EXERCISE PROMPT:
If a line of the records contains the word "JSON", list it.

[Opening PROVIDED DATA section]

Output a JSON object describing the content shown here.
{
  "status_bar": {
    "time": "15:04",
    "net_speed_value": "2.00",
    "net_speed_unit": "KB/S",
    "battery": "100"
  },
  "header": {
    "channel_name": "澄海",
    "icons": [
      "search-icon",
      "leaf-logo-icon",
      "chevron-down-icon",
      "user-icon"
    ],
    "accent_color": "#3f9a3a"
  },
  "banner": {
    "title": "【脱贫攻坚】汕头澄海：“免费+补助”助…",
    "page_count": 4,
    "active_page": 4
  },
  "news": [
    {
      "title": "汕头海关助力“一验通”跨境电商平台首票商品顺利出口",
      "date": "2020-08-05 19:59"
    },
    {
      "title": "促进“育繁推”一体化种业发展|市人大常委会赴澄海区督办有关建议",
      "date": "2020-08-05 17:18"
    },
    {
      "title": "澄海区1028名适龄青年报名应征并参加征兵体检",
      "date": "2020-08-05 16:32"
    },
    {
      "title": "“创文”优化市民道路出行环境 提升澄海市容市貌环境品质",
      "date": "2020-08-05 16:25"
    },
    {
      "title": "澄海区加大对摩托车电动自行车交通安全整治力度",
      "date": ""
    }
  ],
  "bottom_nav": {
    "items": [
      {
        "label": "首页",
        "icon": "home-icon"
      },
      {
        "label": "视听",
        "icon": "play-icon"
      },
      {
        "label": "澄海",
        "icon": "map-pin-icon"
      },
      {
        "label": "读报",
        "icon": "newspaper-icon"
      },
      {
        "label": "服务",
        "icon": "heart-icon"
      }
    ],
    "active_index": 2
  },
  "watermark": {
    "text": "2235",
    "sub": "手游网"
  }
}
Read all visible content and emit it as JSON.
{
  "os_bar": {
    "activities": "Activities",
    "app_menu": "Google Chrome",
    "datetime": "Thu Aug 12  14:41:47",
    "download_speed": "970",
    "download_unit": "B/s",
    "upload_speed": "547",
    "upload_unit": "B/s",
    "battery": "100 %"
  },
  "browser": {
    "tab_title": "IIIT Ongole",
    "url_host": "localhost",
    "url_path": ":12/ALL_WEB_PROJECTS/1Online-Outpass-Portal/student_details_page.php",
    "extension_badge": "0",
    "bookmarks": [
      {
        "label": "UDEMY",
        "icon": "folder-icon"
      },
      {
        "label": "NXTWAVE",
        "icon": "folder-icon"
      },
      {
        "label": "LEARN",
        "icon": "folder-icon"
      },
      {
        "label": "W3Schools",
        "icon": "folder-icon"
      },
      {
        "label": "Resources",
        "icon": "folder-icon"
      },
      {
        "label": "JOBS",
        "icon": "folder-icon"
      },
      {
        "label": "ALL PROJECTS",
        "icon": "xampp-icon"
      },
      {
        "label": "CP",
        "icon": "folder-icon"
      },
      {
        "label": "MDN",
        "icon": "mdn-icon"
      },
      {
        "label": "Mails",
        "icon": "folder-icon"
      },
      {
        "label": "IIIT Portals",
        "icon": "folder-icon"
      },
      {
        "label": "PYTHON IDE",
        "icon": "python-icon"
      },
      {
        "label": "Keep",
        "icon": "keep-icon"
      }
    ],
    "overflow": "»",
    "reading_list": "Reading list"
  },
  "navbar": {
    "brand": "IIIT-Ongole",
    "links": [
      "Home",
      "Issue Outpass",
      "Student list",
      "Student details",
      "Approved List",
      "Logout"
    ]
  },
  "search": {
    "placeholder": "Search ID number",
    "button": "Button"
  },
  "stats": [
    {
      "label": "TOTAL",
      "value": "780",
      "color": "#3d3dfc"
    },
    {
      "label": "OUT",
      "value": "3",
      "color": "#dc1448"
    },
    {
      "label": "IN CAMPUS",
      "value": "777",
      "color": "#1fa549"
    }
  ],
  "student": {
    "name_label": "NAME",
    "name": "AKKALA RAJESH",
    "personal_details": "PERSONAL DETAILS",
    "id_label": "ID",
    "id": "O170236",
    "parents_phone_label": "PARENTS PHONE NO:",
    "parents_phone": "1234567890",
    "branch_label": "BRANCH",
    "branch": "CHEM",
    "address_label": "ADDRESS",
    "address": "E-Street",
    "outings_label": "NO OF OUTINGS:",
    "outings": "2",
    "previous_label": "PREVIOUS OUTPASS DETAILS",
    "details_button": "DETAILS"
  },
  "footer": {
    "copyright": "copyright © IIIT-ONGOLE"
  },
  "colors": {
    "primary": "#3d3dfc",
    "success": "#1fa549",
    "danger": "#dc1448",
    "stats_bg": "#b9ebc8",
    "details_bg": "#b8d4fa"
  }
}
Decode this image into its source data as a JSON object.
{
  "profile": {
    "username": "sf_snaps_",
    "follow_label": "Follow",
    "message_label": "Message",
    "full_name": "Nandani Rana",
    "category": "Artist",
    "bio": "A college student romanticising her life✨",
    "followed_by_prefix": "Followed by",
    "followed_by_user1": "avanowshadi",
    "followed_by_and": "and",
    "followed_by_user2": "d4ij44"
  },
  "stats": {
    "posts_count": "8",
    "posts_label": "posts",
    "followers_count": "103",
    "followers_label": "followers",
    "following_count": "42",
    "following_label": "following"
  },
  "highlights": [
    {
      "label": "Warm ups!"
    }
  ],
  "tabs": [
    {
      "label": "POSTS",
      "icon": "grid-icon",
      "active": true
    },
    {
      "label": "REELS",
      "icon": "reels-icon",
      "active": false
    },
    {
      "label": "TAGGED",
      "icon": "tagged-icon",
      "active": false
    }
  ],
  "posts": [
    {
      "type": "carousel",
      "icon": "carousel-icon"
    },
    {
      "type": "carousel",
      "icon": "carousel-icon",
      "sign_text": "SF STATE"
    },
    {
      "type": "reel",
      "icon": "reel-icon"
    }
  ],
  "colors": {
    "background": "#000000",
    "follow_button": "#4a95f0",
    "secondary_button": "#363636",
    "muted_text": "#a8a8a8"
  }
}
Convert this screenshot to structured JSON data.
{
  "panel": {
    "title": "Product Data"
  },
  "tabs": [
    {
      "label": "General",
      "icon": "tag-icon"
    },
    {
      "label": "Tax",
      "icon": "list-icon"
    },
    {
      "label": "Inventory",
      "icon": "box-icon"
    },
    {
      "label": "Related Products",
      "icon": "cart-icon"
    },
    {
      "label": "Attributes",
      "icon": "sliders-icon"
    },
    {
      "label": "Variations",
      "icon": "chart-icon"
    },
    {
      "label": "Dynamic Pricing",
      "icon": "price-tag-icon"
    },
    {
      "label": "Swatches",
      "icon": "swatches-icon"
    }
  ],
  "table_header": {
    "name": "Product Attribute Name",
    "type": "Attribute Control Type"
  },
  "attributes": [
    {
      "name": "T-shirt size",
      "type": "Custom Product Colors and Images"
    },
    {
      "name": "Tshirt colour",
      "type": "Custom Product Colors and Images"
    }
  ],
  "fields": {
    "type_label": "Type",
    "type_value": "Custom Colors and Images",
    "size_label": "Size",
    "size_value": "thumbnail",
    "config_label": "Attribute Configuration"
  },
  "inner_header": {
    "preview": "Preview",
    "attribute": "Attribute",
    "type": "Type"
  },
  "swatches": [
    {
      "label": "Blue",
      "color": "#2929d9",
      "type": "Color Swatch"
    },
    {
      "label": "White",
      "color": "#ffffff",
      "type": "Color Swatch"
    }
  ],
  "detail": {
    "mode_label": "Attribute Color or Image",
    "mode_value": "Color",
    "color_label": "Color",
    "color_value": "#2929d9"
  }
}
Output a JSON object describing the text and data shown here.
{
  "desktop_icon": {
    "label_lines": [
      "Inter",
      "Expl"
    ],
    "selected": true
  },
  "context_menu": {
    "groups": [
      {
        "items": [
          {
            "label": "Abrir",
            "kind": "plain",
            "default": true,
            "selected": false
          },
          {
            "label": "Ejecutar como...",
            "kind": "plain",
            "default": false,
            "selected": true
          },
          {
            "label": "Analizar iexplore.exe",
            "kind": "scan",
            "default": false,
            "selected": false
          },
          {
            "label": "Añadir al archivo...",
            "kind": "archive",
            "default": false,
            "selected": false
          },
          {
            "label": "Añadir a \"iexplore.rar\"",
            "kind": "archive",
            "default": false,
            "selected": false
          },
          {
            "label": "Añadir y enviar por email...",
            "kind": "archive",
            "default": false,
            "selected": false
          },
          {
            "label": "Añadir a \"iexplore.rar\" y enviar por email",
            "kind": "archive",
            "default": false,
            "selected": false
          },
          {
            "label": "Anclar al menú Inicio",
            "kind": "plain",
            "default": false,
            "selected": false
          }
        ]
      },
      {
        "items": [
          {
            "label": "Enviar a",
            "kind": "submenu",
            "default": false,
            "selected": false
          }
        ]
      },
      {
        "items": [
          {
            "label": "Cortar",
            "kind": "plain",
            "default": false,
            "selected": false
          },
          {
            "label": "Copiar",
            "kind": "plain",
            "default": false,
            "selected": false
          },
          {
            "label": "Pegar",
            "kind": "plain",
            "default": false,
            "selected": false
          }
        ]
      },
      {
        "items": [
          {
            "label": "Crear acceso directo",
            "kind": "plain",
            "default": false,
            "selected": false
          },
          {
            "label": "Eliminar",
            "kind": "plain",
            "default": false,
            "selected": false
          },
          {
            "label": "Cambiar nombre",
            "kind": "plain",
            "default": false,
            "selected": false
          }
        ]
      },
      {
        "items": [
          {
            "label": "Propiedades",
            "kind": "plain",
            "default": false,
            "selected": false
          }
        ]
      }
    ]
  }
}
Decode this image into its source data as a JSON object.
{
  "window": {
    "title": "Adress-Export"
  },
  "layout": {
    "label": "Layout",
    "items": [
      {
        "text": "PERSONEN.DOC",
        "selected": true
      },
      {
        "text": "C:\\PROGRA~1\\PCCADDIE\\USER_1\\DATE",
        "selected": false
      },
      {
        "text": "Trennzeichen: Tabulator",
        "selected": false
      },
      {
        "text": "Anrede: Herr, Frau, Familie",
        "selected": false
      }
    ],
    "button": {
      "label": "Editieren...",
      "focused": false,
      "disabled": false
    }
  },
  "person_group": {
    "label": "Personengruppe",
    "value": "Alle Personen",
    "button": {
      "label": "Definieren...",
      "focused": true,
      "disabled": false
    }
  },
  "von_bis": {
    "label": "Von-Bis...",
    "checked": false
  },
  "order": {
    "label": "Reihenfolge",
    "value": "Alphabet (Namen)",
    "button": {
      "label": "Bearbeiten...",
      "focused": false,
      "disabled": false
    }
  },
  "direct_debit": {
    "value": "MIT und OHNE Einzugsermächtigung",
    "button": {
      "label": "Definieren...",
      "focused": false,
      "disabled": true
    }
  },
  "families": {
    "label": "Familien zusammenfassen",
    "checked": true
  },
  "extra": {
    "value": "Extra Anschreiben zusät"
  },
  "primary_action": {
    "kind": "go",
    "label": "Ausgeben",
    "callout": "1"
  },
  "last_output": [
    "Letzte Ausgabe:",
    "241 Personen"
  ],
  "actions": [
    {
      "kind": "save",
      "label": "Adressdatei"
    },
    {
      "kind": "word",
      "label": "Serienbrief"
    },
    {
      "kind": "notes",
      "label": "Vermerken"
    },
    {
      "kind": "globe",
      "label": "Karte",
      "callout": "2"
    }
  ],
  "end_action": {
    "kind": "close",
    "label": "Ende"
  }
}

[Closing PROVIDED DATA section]

EXERCISE RESULT:
Output a JSON object describing the content shown here.
Read all visible content and emit it as JSON.
Decode this image into its source data as a JSON object.
Convert this screenshot to structured JSON data.
Output a JSON object describing the text and data shown here.
Decode this image into its source data as a JSON object.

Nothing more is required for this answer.